Cornellians, the alumni magazine of Cornell University, celebrates some of the alumni who have been awarded Ig Nobel Prizes. The 2021 Ig Nobel Transportation Prize winners are just the latest: “When you see a rhino hanging upside down, it’s a little bit comical,” he admits. “But it makes you wonder, and then you start to […]
A company called The Back Pain Relief Center looks (perhaps ruefully?) at some research on “Side Effects of Inversion Tables“.
Atsuki Higashiyama, winner of the 2016 Ig Nobel Prize for perception, answers 20 questions, in the Japan Times. It begins: Ig Nobel perception prize winner Atsuki Higashiyama: ‘Psychology teaches us to be scientific and skeptical’ BY J.J. O’DONOGHUE SPECIAL TO THE JAPAN TIMES Name: Atsuki Higashiyama Age: 65 Nationality: Japanese Occupation: Professor of psychology, Ritsumeikan University […]
“The observatory crotch peep platform is being installed, a lot of tourists to experience the crotch peeping.” — one highlight from NHK Zero’s TV report about the 2016 Ig Nobel Prize winners. The image you see here, from the TV program, shows how people have been influenced by the winner of the 2016 Ig Nobel Prize […]

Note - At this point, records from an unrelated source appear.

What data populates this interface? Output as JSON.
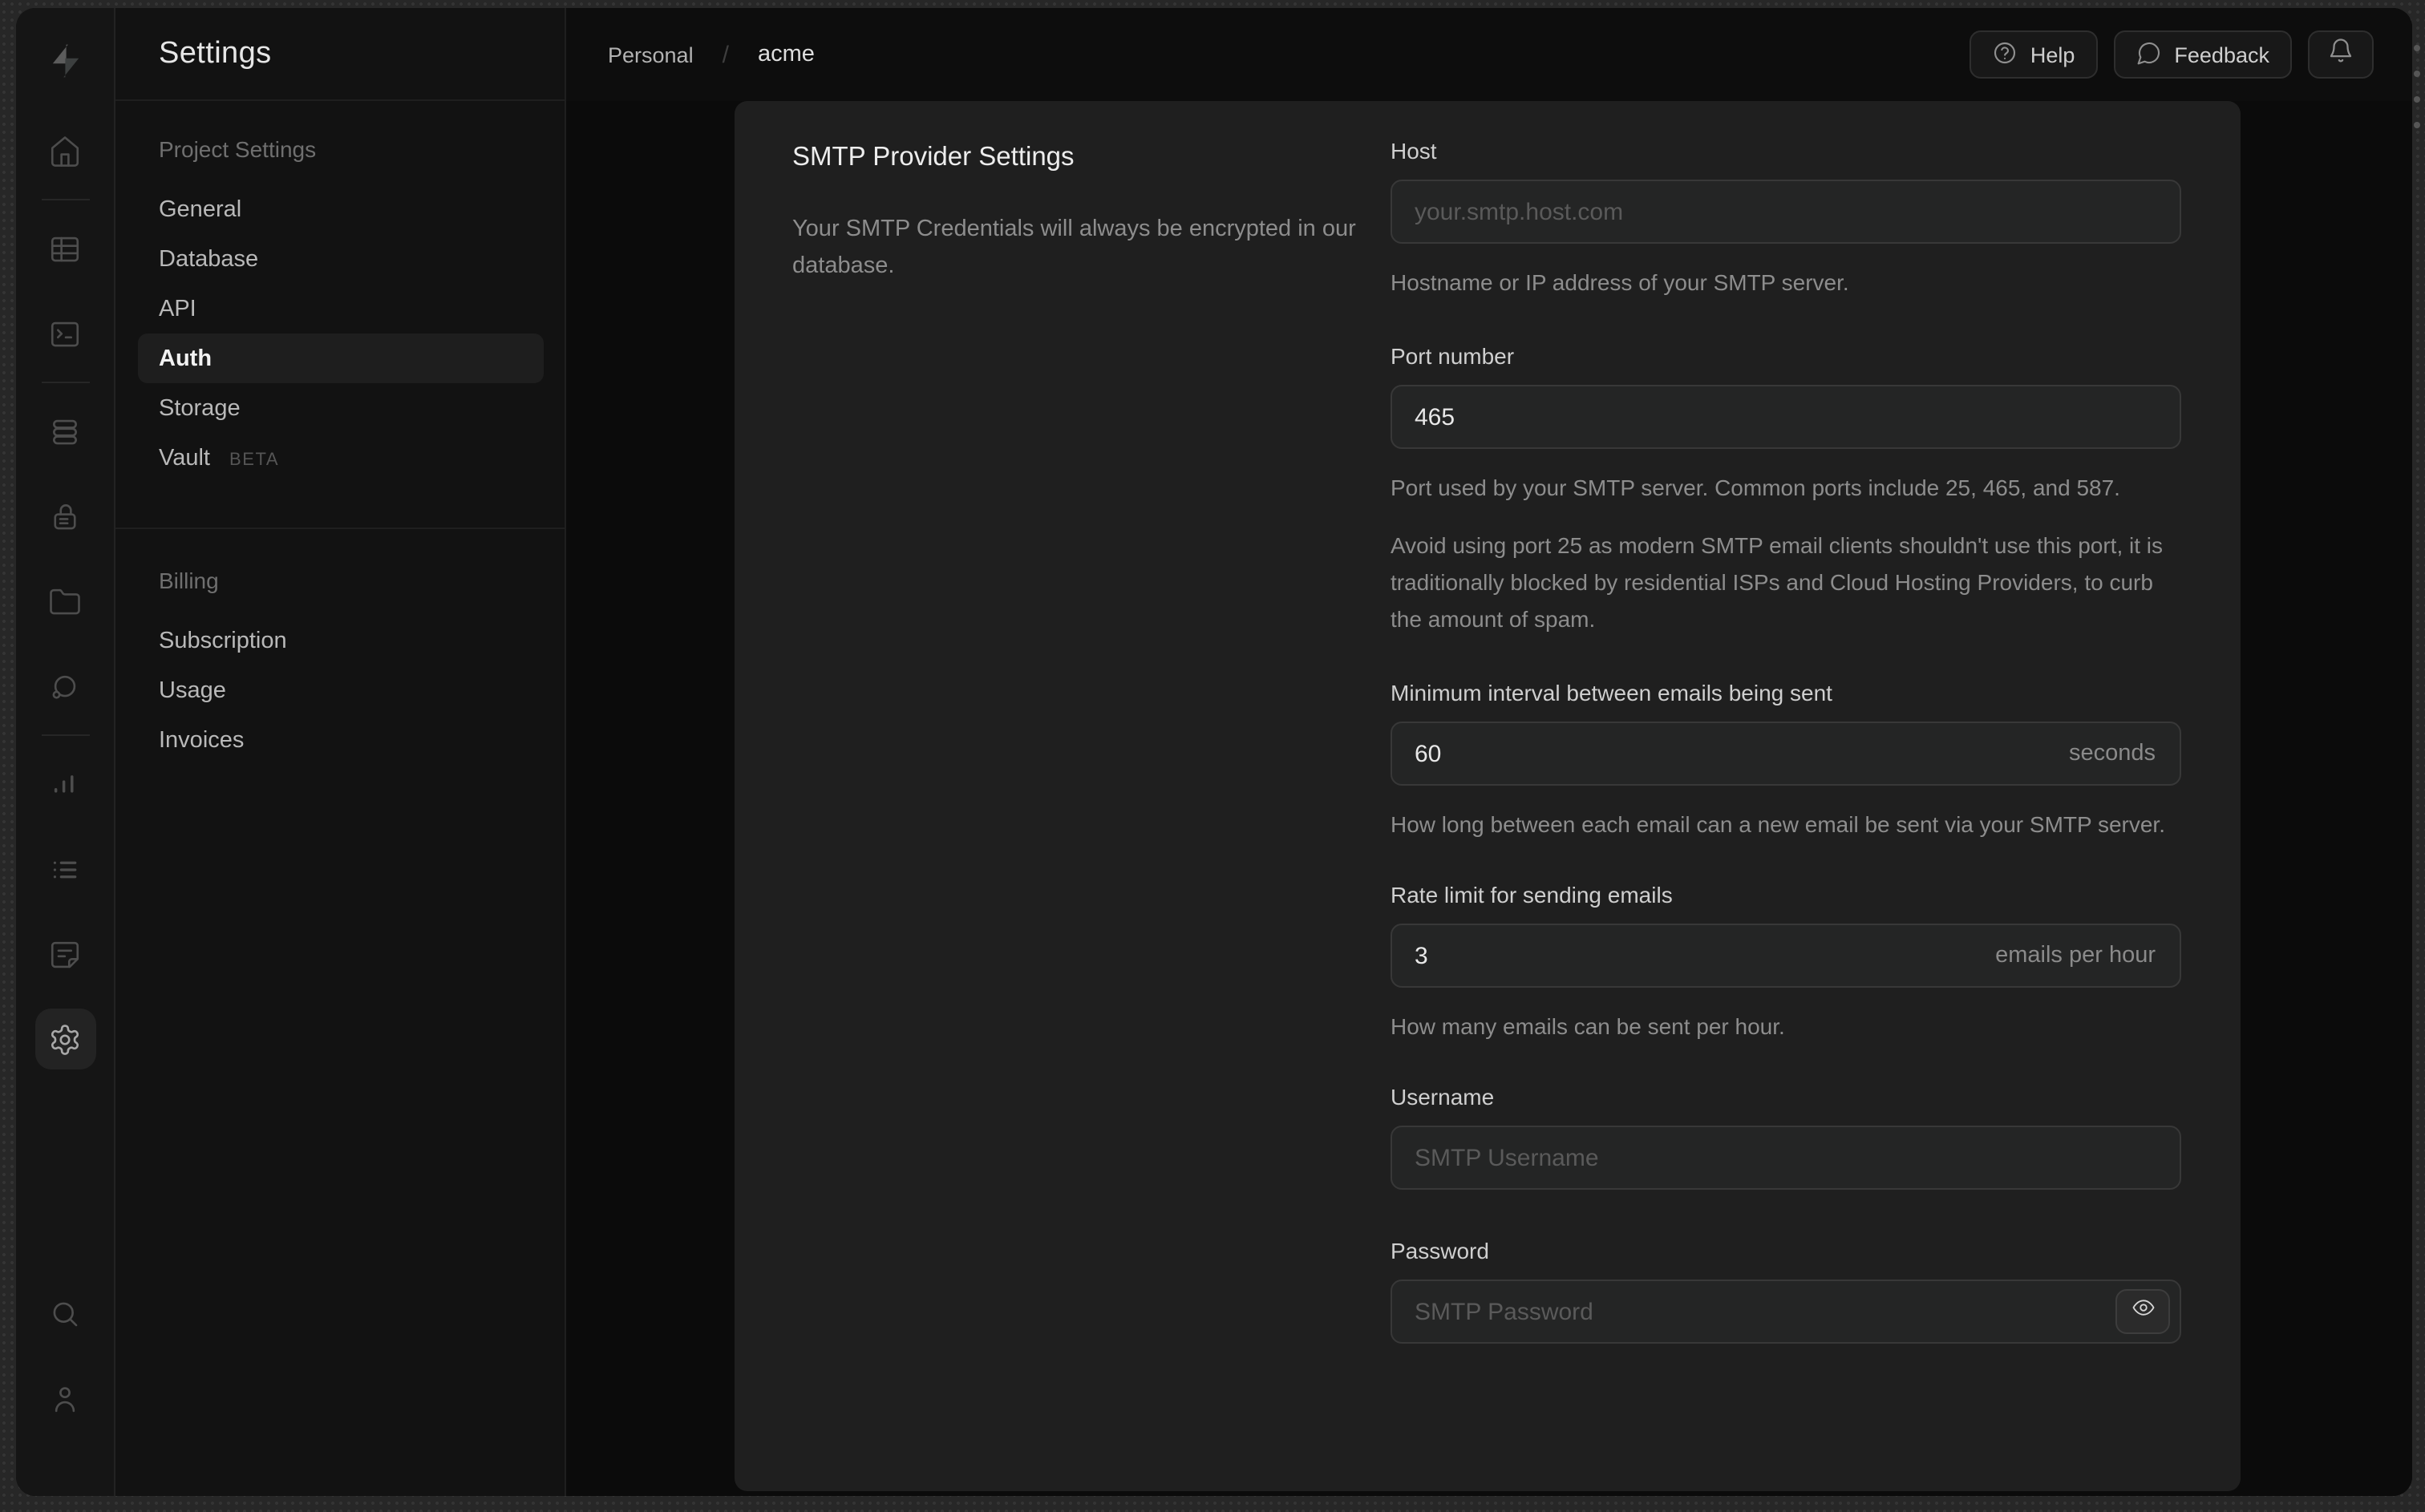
{
  "sidebar_rail": {
    "icons": [
      "supabase-logo",
      "home",
      "table-editor",
      "sql-editor",
      "database",
      "auth",
      "storage",
      "edge-functions",
      "reports",
      "logs",
      "api-docs",
      "settings",
      "search",
      "user"
    ],
    "active_icon": "settings"
  },
  "settings_menu": {
    "title": "Settings",
    "sections": [
      {
        "label": "Project Settings",
        "items": [
          {
            "label": "General"
          },
          {
            "label": "Database"
          },
          {
            "label": "API"
          },
          {
            "label": "Auth",
            "active": true
          },
          {
            "label": "Storage"
          },
          {
            "label": "Vault",
            "badge": "BETA"
          }
        ]
      },
      {
        "label": "Billing",
        "items": [
          {
            "label": "Subscription"
          },
          {
            "label": "Usage"
          },
          {
            "label": "Invoices"
          }
        ]
      }
    ]
  },
  "header": {
    "breadcrumb": [
      "Personal",
      "acme"
    ],
    "divider": "/",
    "help_label": "Help",
    "feedback_label": "Feedback"
  },
  "panel": {
    "title": "SMTP Provider Settings",
    "description": "Your SMTP Credentials will always be encrypted in our database.",
    "fields": {
      "host": {
        "label": "Host",
        "placeholder": "your.smtp.host.com",
        "helper": "Hostname or IP address of your SMTP server."
      },
      "port": {
        "label": "Port number",
        "value": "465",
        "helper": "Port used by your SMTP server. Common ports include 25, 465, and 587.",
        "note": "Avoid using port 25 as modern SMTP email clients shouldn't use this port, it is traditionally blocked by residential ISPs and Cloud Hosting Providers, to curb the amount of spam."
      },
      "interval": {
        "label": "Minimum interval between emails being sent",
        "value": "60",
        "suffix": "seconds",
        "helper": "How long between each email can a new email be sent via your SMTP server."
      },
      "rate": {
        "label": "Rate limit for sending emails",
        "value": "3",
        "suffix": "emails per hour",
        "helper": "How many emails can be sent per hour."
      },
      "username": {
        "label": "Username",
        "placeholder": "SMTP Username"
      },
      "password": {
        "label": "Password",
        "placeholder": "SMTP Password"
      }
    }
  },
  "colors": {
    "window_bg": "#0d0d0d",
    "card_bg": "#1f1f1f",
    "input_bg": "#242525",
    "input_border": "#383838",
    "text_primary": "#ededed",
    "text_muted": "#8d8d8d",
    "placeholder": "#5a5a5a"
  }
}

No matter how careful a beetle might be, there’s a fair chance that, sooner or later, it’ll find itself on its back. Raising the question, how does it right itself, i.e. get onto its feet again? For current beetle-righting research turn to volume 28, Issue 2, 2016, of the journal Ecological Psychology where researchers professor […]
Are there differences in the rapid-recognition (viz. 250 ms) of photos of men and women in swimsuits (or underwear) when they are presented upside-down? A 2011 paper in the prestige journal Psychological Science suggests the answer maybe yes. Inspired (in part) by a 1969 study from Dr. Robert K. Yin, which was entitled ‘Looking at […]
This experimental attempt to ride a left-right-swapped bicycle raises a big fat question about how the human brain works. Destin, he of the Smarter Every Day video series, tells and shows what he did, and why he did it, and wonders about what it means: Is it the same big, fat question raised by the Erismann-Koehler […]
I’m going to be on NPR’s Science Friday program today. We’ll talk about the series of experiments that forced people to see the world upside down, left-right reversed, and other unusual ways. This segment will be at the start of hour 2 of the program. Here’s film from that experiment:
In the middle of the 20th century, an Austrian professor turned a man’s eyesight exactly upside-down. After a short time, the man took this completely in his stride. Professor Theodor Erismann, of the University of Innsbruck, devised the experiment, performing it upon his assistant and student, Ivo Kohler. Kohler later wrote about it. The two of […]
Neatorama alerts us to this photo of group skydiving, seen upside down from the (relatively) usual way of looking at such things: It’s from a gallery of unusual perspective photos of extreme sports, on the Unreality magazine site.